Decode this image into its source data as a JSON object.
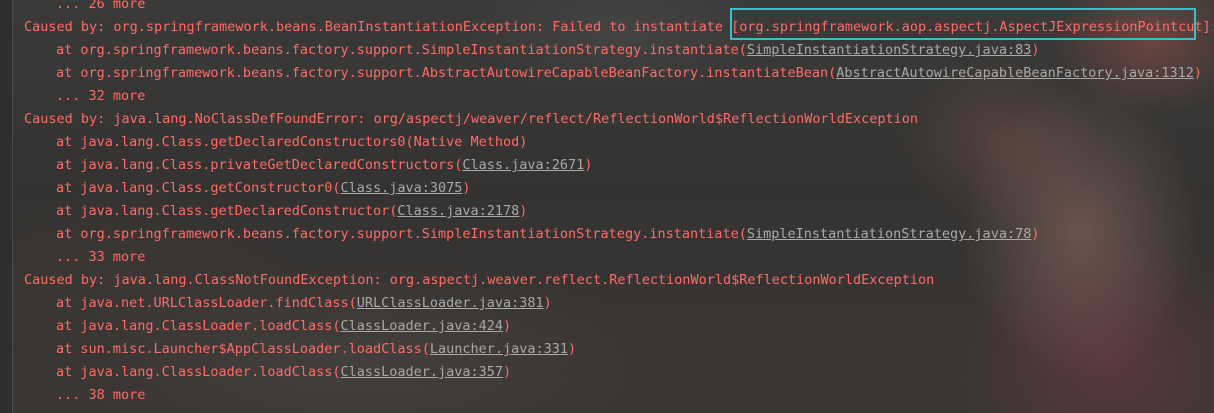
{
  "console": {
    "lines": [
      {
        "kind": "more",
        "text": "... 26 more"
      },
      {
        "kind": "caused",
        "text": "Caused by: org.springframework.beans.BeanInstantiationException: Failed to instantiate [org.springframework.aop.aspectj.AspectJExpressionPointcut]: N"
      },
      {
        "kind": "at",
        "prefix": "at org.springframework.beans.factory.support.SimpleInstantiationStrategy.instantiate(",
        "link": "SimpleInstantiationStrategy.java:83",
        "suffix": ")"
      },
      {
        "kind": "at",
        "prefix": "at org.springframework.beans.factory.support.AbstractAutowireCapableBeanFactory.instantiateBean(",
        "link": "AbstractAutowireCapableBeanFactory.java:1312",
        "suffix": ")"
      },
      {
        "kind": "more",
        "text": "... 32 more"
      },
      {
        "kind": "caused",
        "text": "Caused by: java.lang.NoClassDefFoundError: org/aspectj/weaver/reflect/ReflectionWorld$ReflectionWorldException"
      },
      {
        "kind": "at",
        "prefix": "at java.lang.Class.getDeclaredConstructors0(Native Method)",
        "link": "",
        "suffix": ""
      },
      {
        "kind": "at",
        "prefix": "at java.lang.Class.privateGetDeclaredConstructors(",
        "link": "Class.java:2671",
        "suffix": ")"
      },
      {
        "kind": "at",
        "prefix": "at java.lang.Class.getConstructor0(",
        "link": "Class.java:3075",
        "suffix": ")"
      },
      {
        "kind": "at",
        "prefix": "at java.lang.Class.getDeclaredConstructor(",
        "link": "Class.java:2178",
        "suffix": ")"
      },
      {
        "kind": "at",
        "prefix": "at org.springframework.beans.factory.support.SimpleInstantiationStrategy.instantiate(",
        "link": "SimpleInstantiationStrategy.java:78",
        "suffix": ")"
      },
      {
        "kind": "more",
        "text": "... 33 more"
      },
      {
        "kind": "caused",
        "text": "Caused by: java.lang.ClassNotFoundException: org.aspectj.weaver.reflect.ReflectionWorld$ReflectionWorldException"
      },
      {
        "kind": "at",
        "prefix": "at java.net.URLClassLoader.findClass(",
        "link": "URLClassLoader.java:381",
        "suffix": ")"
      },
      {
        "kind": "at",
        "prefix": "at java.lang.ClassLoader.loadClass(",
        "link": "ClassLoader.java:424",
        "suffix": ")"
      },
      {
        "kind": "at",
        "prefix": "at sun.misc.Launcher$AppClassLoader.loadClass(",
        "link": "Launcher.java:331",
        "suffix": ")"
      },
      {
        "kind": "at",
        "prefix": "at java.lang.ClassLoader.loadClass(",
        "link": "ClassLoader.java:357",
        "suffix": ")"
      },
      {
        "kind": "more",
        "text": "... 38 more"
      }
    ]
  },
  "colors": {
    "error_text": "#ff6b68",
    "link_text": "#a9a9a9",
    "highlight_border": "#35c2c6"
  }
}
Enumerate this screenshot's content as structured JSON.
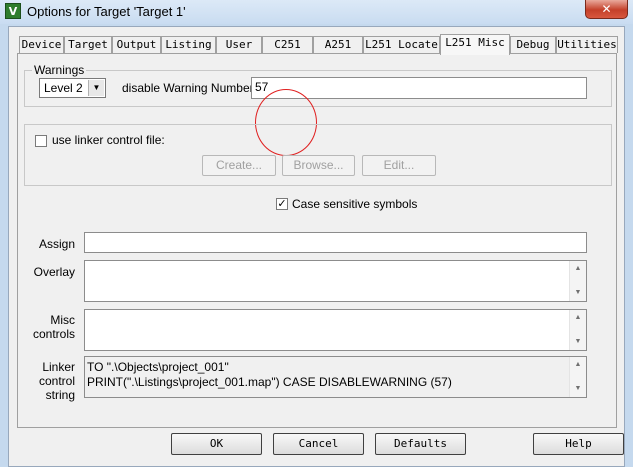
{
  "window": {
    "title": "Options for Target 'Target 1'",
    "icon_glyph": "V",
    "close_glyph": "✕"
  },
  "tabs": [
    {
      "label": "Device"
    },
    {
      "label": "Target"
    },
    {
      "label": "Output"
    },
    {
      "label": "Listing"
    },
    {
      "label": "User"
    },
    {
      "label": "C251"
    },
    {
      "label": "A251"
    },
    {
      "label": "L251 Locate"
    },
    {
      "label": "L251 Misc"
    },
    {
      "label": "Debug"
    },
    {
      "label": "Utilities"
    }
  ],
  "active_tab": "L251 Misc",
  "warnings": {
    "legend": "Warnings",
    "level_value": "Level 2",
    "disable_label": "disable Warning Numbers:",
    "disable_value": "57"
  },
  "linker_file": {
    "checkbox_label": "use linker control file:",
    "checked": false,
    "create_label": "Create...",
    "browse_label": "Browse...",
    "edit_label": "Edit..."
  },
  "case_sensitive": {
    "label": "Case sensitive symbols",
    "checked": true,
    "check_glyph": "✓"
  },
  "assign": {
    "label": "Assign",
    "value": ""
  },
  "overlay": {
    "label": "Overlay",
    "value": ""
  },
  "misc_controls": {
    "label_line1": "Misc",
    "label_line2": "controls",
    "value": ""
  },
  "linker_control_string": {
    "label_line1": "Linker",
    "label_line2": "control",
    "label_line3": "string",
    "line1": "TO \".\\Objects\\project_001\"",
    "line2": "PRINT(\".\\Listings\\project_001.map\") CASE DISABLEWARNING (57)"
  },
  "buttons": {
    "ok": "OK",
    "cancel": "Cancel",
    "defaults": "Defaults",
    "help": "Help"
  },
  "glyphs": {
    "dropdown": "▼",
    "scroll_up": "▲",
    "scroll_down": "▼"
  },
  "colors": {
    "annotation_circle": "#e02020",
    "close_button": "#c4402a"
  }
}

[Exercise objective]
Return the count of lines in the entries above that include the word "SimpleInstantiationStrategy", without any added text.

[Task answer]
4